For those of us standing on the side of equality on the gay marriage debate, it has been an exciting few days. From the Vice President Joe Biden voicing his support to Secretary of Education Arne Duncan to finally President Barack Obama himself, fully evolving on the issue and announcing his support for marriage equality. While this issue is not as divisive among my generation, the Millennial generation, as it among my parent’s generation or their parent’s generation, it has been disheartening to see the response from our so-called elders. Take Sen. Rand Paul for instance:
“The president recently weighed in on marriage and you know he said his views were evolving on marriage,” the Kentucky Republican said at Iowa’s Faith and Freedom Coalition meeting. ”Call me cynical, but I wasn’t sure his views on marriage could get any gayer.”
This type of immature remark struck me as the kind of taunting I heard on the playground and in the hallways of my schools growing up. I’ve always been different and to many of my peers that translated to “gay”. Whether it was my sensitivity, willingness to listen and share my feelings or my proclivity for picking up a book before tossing around a football, I’ve never fit into the box of stereotypical masculinity. After I heard Sen. Paul’s comments and got transported back to those dark days of bullying and torment, I started to wondered how the fact that gay has so long meant weak and less than would affect the views of men trying to hold tightly to societal norms. The most recent polling data is not reassuring:
”Mirroring a wide gender gap in Obama’s support more generally, 54% of women respond favorably to his backing of gay marriage, compared with 37% of men.” (from ABC News)

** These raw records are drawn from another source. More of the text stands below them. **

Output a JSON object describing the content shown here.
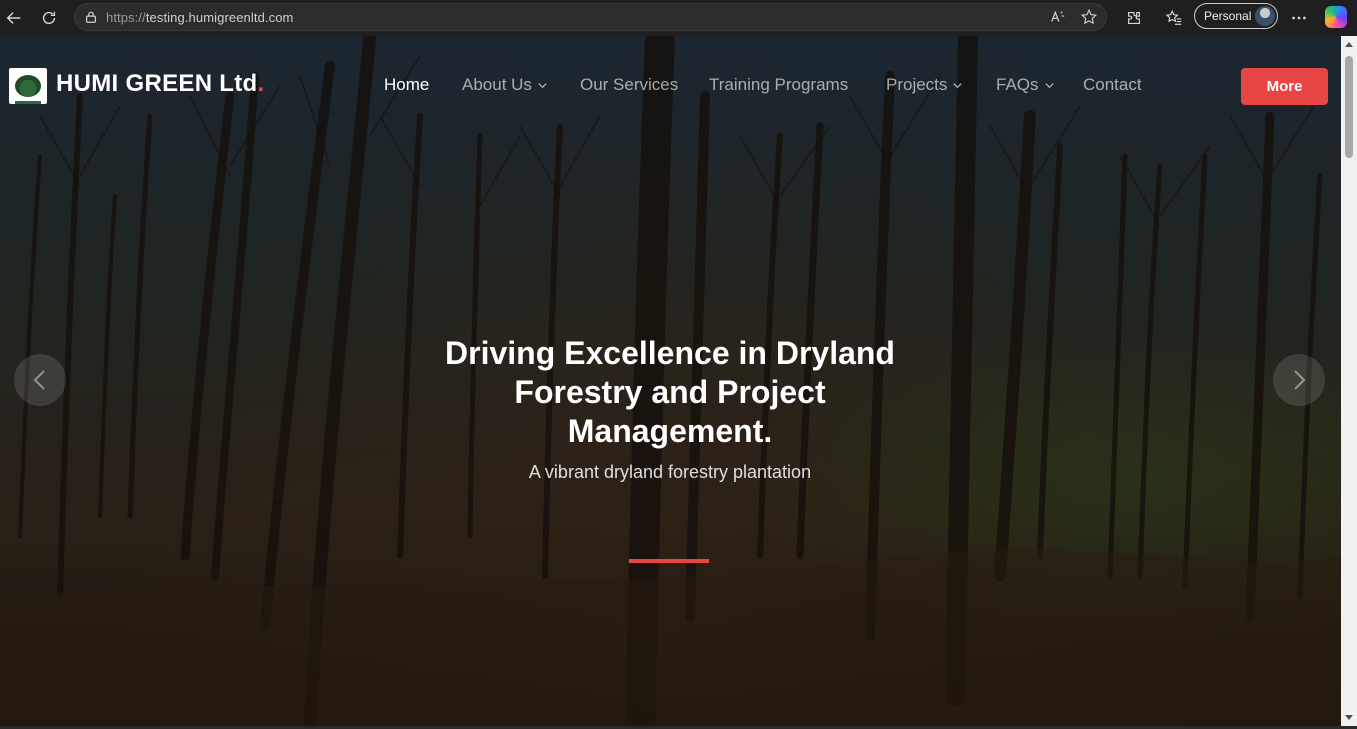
{
  "browser": {
    "url_protocol": "https://",
    "url_host": "testing.humigreenltd.com",
    "profile_label": "Personal",
    "icons": [
      "back-icon",
      "refresh-icon",
      "lock-icon",
      "read-aloud-icon",
      "favorite-star-icon",
      "extensions-icon",
      "favorites-icon",
      "more-menu-icon",
      "copilot-icon"
    ]
  },
  "header": {
    "brand_name": "HUMI GREEN Ltd",
    "brand_dot": ".",
    "nav": [
      {
        "label": "Home",
        "active": true,
        "has_dropdown": false
      },
      {
        "label": "About Us",
        "active": false,
        "has_dropdown": true
      },
      {
        "label": "Our Services",
        "active": false,
        "has_dropdown": false
      },
      {
        "label": "Training Programs",
        "active": false,
        "has_dropdown": false
      },
      {
        "label": "Projects",
        "active": false,
        "has_dropdown": true
      },
      {
        "label": "FAQs",
        "active": false,
        "has_dropdown": true
      },
      {
        "label": "Contact",
        "active": false,
        "has_dropdown": false
      }
    ],
    "cta_label": "More"
  },
  "hero": {
    "title_lines": [
      "Driving Excellence in Dryland",
      "Forestry and Project",
      "Management."
    ],
    "subtitle": "A vibrant dryland forestry plantation"
  },
  "colors": {
    "accent": "#e84545",
    "text": "#ffffff"
  }
}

What are we afraid of? What do we think is going to happen if we allow equal rights to win the day?